The Bush administration, which has adamantly opposed timetables and a date for withdrawal from Iraq, has reached tentative agreement with Baghdad on both.
The deal calls for U.S. forces to be withdrawn from Iraq’s cities by next June and to leave the country by 2011, nearly eight years after the invasion to oust Saddam Hussein. The U.S. went in to disable an arsenal of weapons of mass destruction and, when that proved nonexistent, was forced to stay because of the threat a precipitous departure would pose to regional stability and security and American prestige.
Reports out of Baghdad stress that the agreement must still be ratified by the government of Iraqi Prime Minister Nouri al-Maliki and the Bush administration, which in the latter case seems a formality since Bush’s longtime adviser Secretary of State Condoleezza Rice was in Baghdad to announce the proposed deal.
A public announced date for withdrawal was made possible by the success of the "surge," a beefed up U.S. military presence and the deployment of troops out of large, fixed bases and into the neighborhoods. By chance, the U.S.-Iraq agreement comes as the architect of the surge, Gen. David Petraeus, who has served a total of 48 months in Iraq, prepares to leave to become the top commander of all U.S. forces in the Mideast, North Africa and Afghanistan.
In interviews as he prepares to leave, Petreaus was guardedly optimistic about the security situation and the ability of the Iraqi army to take over from the Americans but, he told one reporter, no one yet is "giving each other high fives."

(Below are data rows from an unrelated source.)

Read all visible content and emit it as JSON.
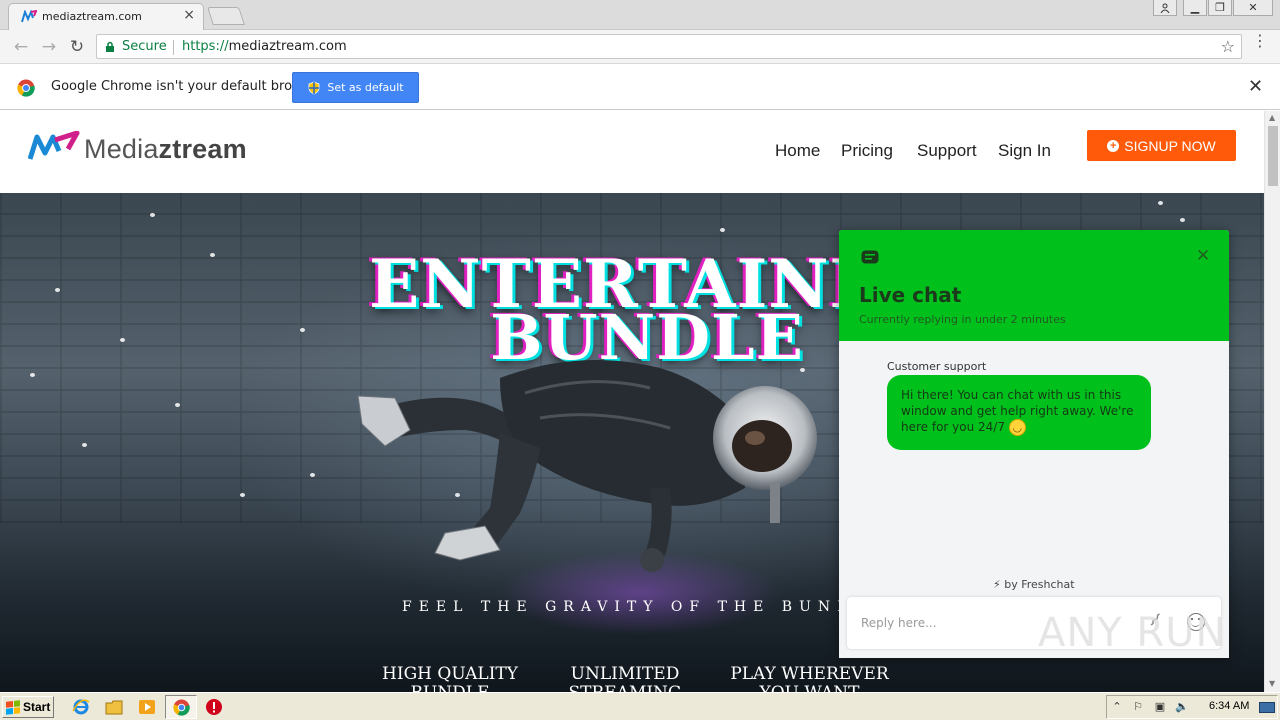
{
  "browser": {
    "tab_title": "mediaztream.com",
    "secure_label": "Secure",
    "url_scheme": "https://",
    "url_host": "mediaztream.com",
    "infobar_text": "Google Chrome isn't your default browser",
    "set_default_label": "Set as default"
  },
  "site": {
    "logo_light": "Media",
    "logo_bold": "ztream",
    "nav": [
      "Home",
      "Pricing",
      "Support",
      "Sign In"
    ],
    "signup_label": "SIGNUP NOW",
    "accent_color": "#ff5a0a"
  },
  "hero": {
    "title_line1": "ENTERTAINME",
    "title_line2": "BUNDLE",
    "tagline": "FEEL THE GRAVITY OF THE BUNDL",
    "features": [
      {
        "line1": "HIGH QUALITY",
        "line2": "BUNDLE STREAM"
      },
      {
        "line1": "UNLIMITED",
        "line2": "STREAMING"
      },
      {
        "line1": "PLAY WHEREVER",
        "line2": "YOU WANT"
      }
    ]
  },
  "chat": {
    "title": "Live chat",
    "subtitle": "Currently replying in under 2 minutes",
    "agent_name": "Customer support",
    "message": "Hi there! You can chat with us in this window and get help right away. We're here for you 24/7",
    "powered_by": "⚡ by Freshchat",
    "reply_placeholder": "Reply here...",
    "header_color": "#00c01c"
  },
  "watermark": "ANY RUN",
  "taskbar": {
    "start_label": "Start",
    "clock": "6:34 AM"
  }
}
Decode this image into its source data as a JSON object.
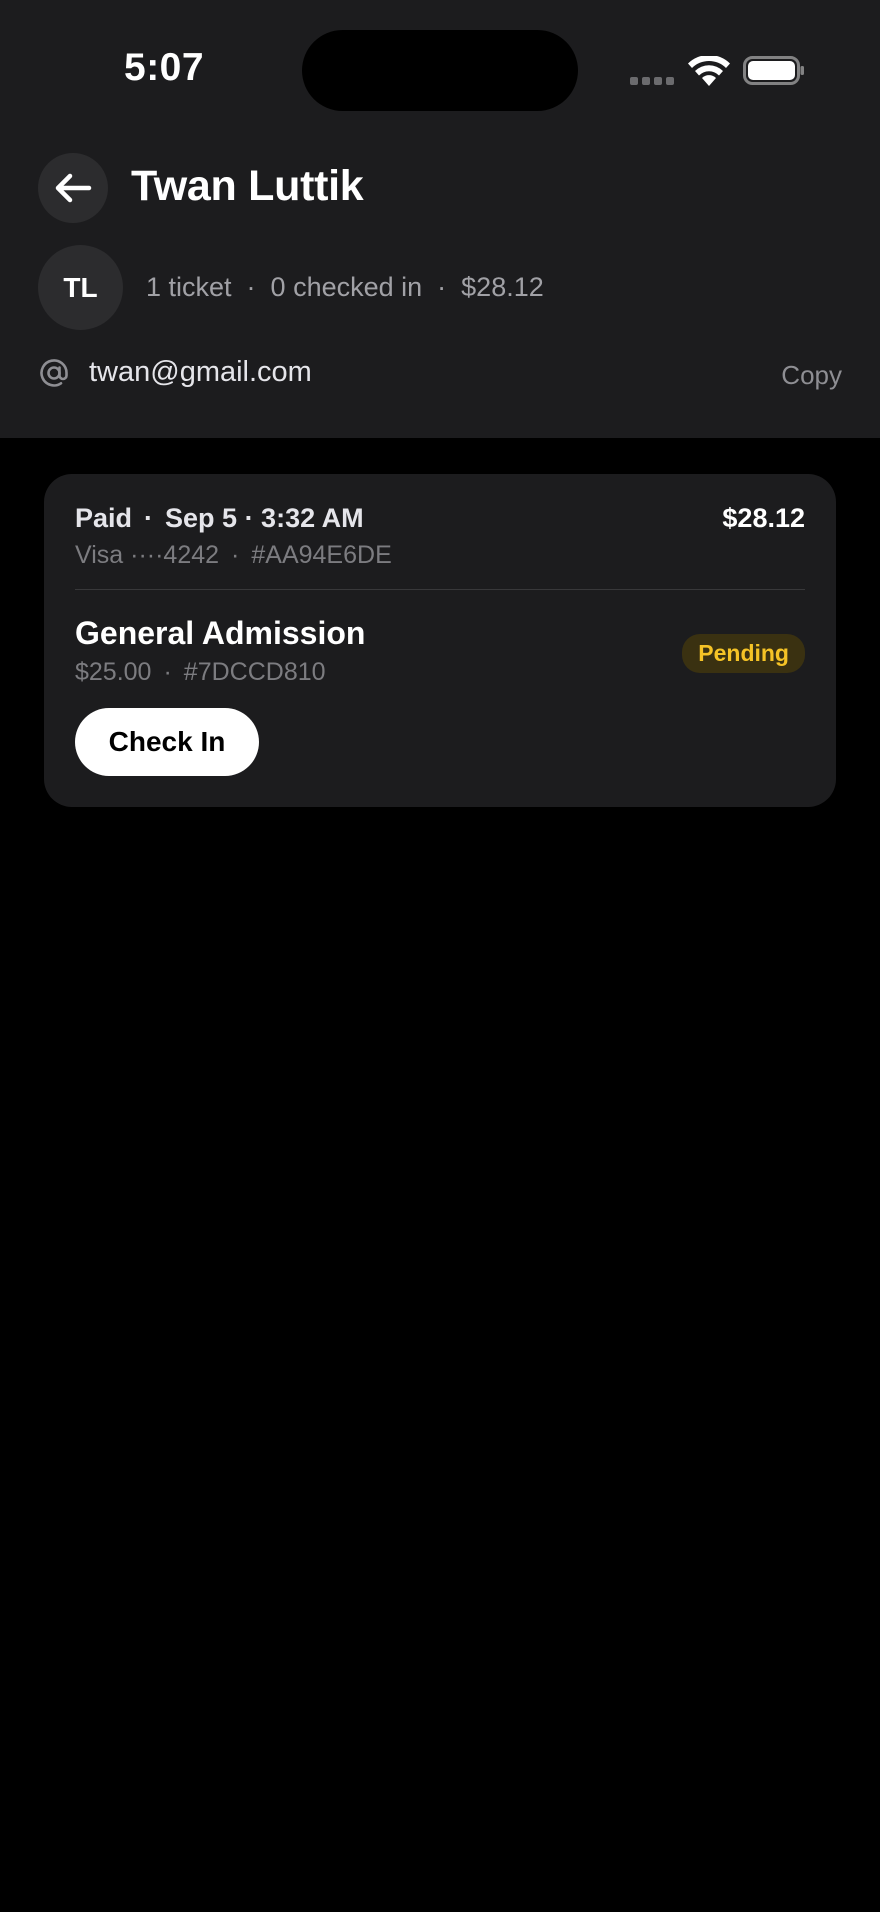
{
  "status_bar": {
    "time": "5:07"
  },
  "header": {
    "title": "Twan Luttik",
    "back_icon": "arrow-left-icon",
    "avatar_initials": "TL",
    "summary": {
      "tickets": "1 ticket",
      "checked_in": "0 checked in",
      "total": "$28.12",
      "separator": "·"
    },
    "email": "twan@gmail.com",
    "email_icon": "at-icon",
    "copy_label": "Copy"
  },
  "order": {
    "status": "Paid",
    "date": "Sep 5 · 3:32 AM",
    "amount": "$28.12",
    "card": "Visa ····4242",
    "order_id": "#AA94E6DE",
    "separator": "·",
    "ticket": {
      "name": "General Admission",
      "price": "$25.00",
      "ticket_id": "#7DCCD810",
      "status": "Pending",
      "action_label": "Check In"
    }
  },
  "colors": {
    "background": "#000000",
    "surface": "#1c1c1e",
    "pending_text": "#f5c326",
    "pending_bg": "#3a3111"
  }
}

Except for the antiwar wing of the Democratic Party, Iraq has steadily receded as a political issue as the violence there declined. Democrat Barack Obama says he would begin withdrawing U.S. troops on becoming president with the last of them out in 18 months; that would be June, 2010, only six months sooner than the newly agreed-on withdrawal date. Republican John McCain says he would keep U.S. troops there as long as necessary for Iraq to become stable, secure and prosperous, which, in light of this latest turnabout by the Bush administration, makes him more hawkish than the president.
In the past, the Bush administration had opposed timetables and a departure date, saying it would only embolden the Sunni insurgents, the Shiite militias and al-Qaeda in Iraq and encourage Iranian meddling.
Over the next two years and three months, we’ll find out.